Gloucester Daily Times
---- — The finding by the state Department of Environmental Protection that a portion of the proposed Beauport Gloucester Hotel property indeed falls under the state’s Chapter 91 designation, essentially protecting the public’s access to the water, may be seen by some diehard foes of the project as a new reason for blocking the entire project.
Yet even by the DEP’s own findings, it should be nothing of the kind. Indeed, the need for Beauport Gloucester LLC officials to now include “facilities of public accommodation” in its overall design plan should really just play off the public access that hotel developers and proponents had really promised from the start. And in that vein, the DEP finding should, as Marjorie Nesin’s Page 1 Thursday story noted, be embraced by both sides.
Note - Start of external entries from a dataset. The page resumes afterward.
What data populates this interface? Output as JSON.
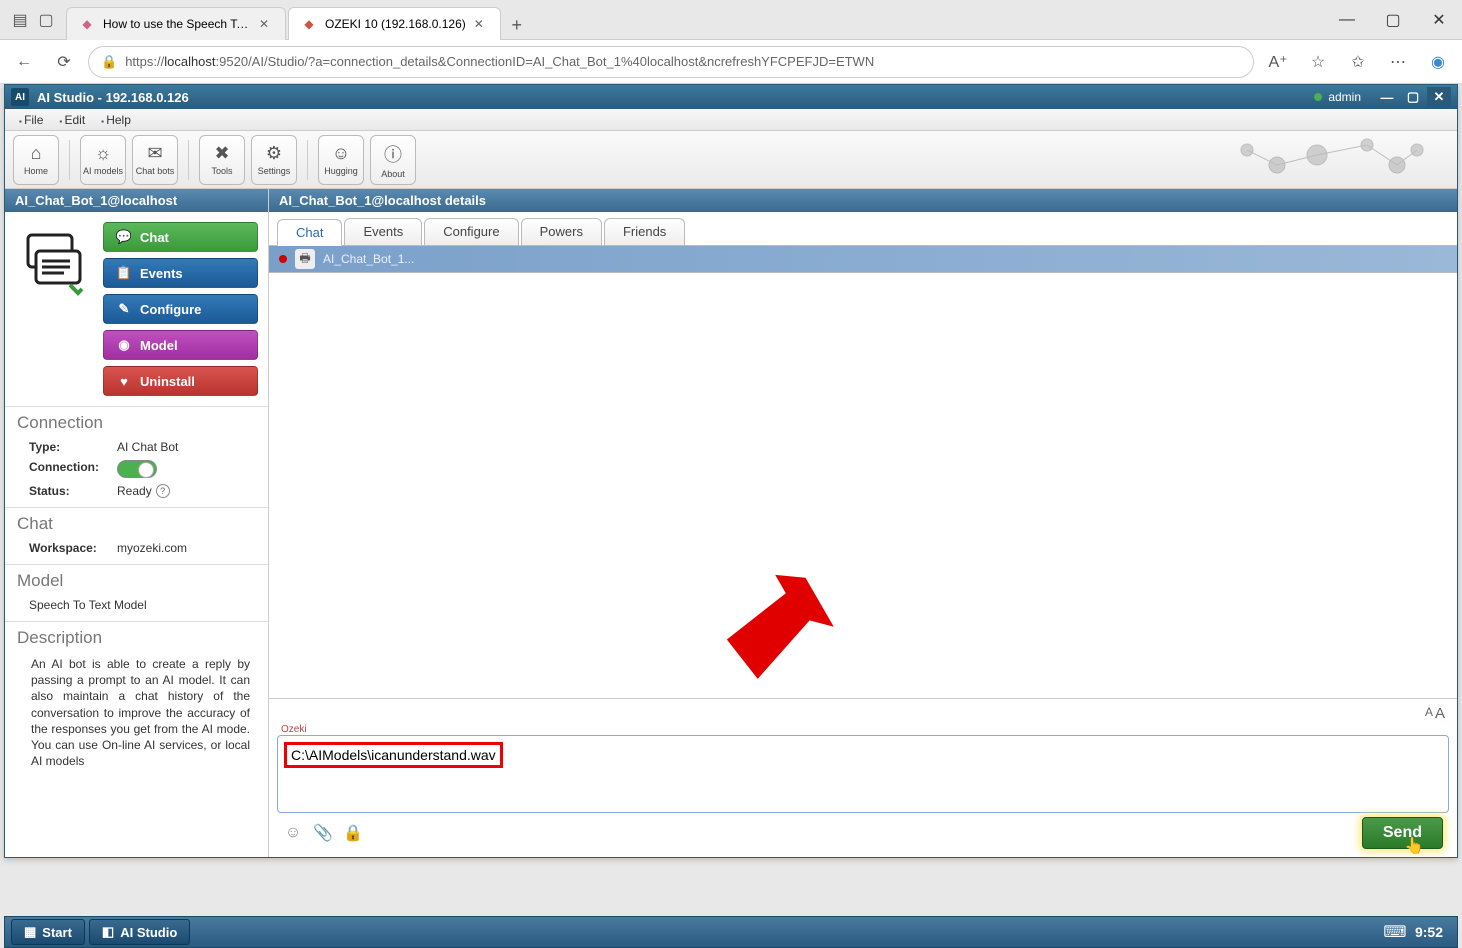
{
  "browser": {
    "tabs": [
      {
        "title": "How to use the Speech To Text m",
        "favicon_color": "#cc6688"
      },
      {
        "title": "OZEKI 10 (192.168.0.126)",
        "favicon_color": "#cc5544"
      }
    ],
    "url_prefix": "https://",
    "url_host": "localhost",
    "url_rest": ":9520/AI/Studio/?a=connection_details&ConnectionID=AI_Chat_Bot_1%40localhost&ncrefreshYFCPEFJD=ETWN"
  },
  "app": {
    "title": "AI Studio - 192.168.0.126",
    "user": "admin",
    "menus": [
      "File",
      "Edit",
      "Help"
    ],
    "toolbar": [
      {
        "label": "Home"
      },
      {
        "label": "AI models"
      },
      {
        "label": "Chat bots"
      },
      {
        "label": "Tools"
      },
      {
        "label": "Settings"
      },
      {
        "label": "Hugging"
      },
      {
        "label": "About"
      }
    ]
  },
  "sidebar": {
    "header": "AI_Chat_Bot_1@localhost",
    "actions": {
      "chat": "Chat",
      "events": "Events",
      "configure": "Configure",
      "model": "Model",
      "uninstall": "Uninstall"
    },
    "sections": {
      "connection": {
        "title": "Connection",
        "type_label": "Type:",
        "type_value": "AI Chat Bot",
        "conn_label": "Connection:",
        "status_label": "Status:",
        "status_value": "Ready"
      },
      "chat": {
        "title": "Chat",
        "ws_label": "Workspace:",
        "ws_value": "myozeki.com"
      },
      "model": {
        "title": "Model",
        "model_value": "Speech To Text Model"
      },
      "description": {
        "title": "Description",
        "text": "An AI bot is able to create a reply by passing a prompt to an AI model. It can also maintain a chat history of the conversation to improve the accuracy of the responses you get from the AI mode. You can use On-line AI services, or local AI models"
      }
    }
  },
  "main": {
    "header": "AI_Chat_Bot_1@localhost details",
    "tabs": [
      "Chat",
      "Events",
      "Configure",
      "Powers",
      "Friends"
    ],
    "chat_participant": "AI_Chat_Bot_1...",
    "input_label_small": "Ozeki",
    "input_value": "C:\\AIModels\\icanunderstand.wav",
    "send_label": "Send"
  },
  "taskbar": {
    "start": "Start",
    "app": "AI Studio",
    "clock": "9:52"
  }
}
In its finding, the DEP confirmed that a “small part of the site” slated for construction falls within a beach area protected by a state Chapter 91 designation. As DEP spokesman Ed Coletta noted, that chapter of Massachusetts General Laws ensures that the public has access to the wetland beach area, and some types of facilities.
Those could include a small restaurant, rest rooms, changing rooms or other such facilities — and those types of facilities were not included in the initial Beauport Gloucester hotel plans, which do call for twin restaurants/functions halls and other amenities inside the planned four-story, 101-room hotel. But Lester B. Smith Jr., Beauport Gloucester LLC’s engineer and environmental consultant says he believes the DEP’s demand “is consistent with what we’re planning.”
And while the Beauport group, headed by New Balance owner Jim Davis and Cruiseport Gloucester’s Sheree DeLorenzo, now has to file an application outlining their plans for the Chapter 91 wetlands work, there’s no reason to think the DEP’s finding should or needs to bring serious revisions for the project, which had full approval of the city’s permitting boards, including the City Council.
For all the benefits this project will clearly bring to Gloucester – jobs, boosts for the visitor economy, and other spinoff economic gains — there remains a core of resisters still seeking to put up hurdles to a project that would breathe new life into the long-derelict former Birdseye site, a glaring eyesore. And there may well prove questions regarding the viability of a Pavilion Beach seawall, as the DEP’s Coletta hinted.
Yes, the Chapter 91 recognition may well cause a bit of a delay in the Beauport project’s going forward. If the DEP approves the LLC’s plans and application, the state would create a draft license — yet the state would then reach out for public comment before ultimately deciding to grant the developers the license to go forward.
All of that is understandable. It is also, frankly, frustrating. That’s because Gloucester’s need for this project zooms even more into focus with the word of every new setback for the fishing industry — and every time new state unemployment statistics show Gloucester with a jobless rate running some 40 percent above the state norm, with a diminishing, documented labor force that suggests a growing number of jobless residents are simply seeing their benefits expire and are falling off the unemployment rolls.
But firming up public access to the beach, as hotel developers have already promised, and mandating some type of public facilities should only improve Pavilion Beach more than it has ever been upgraded before.
That should indeed be good news for city residents and Beauport Gloucester officials alike.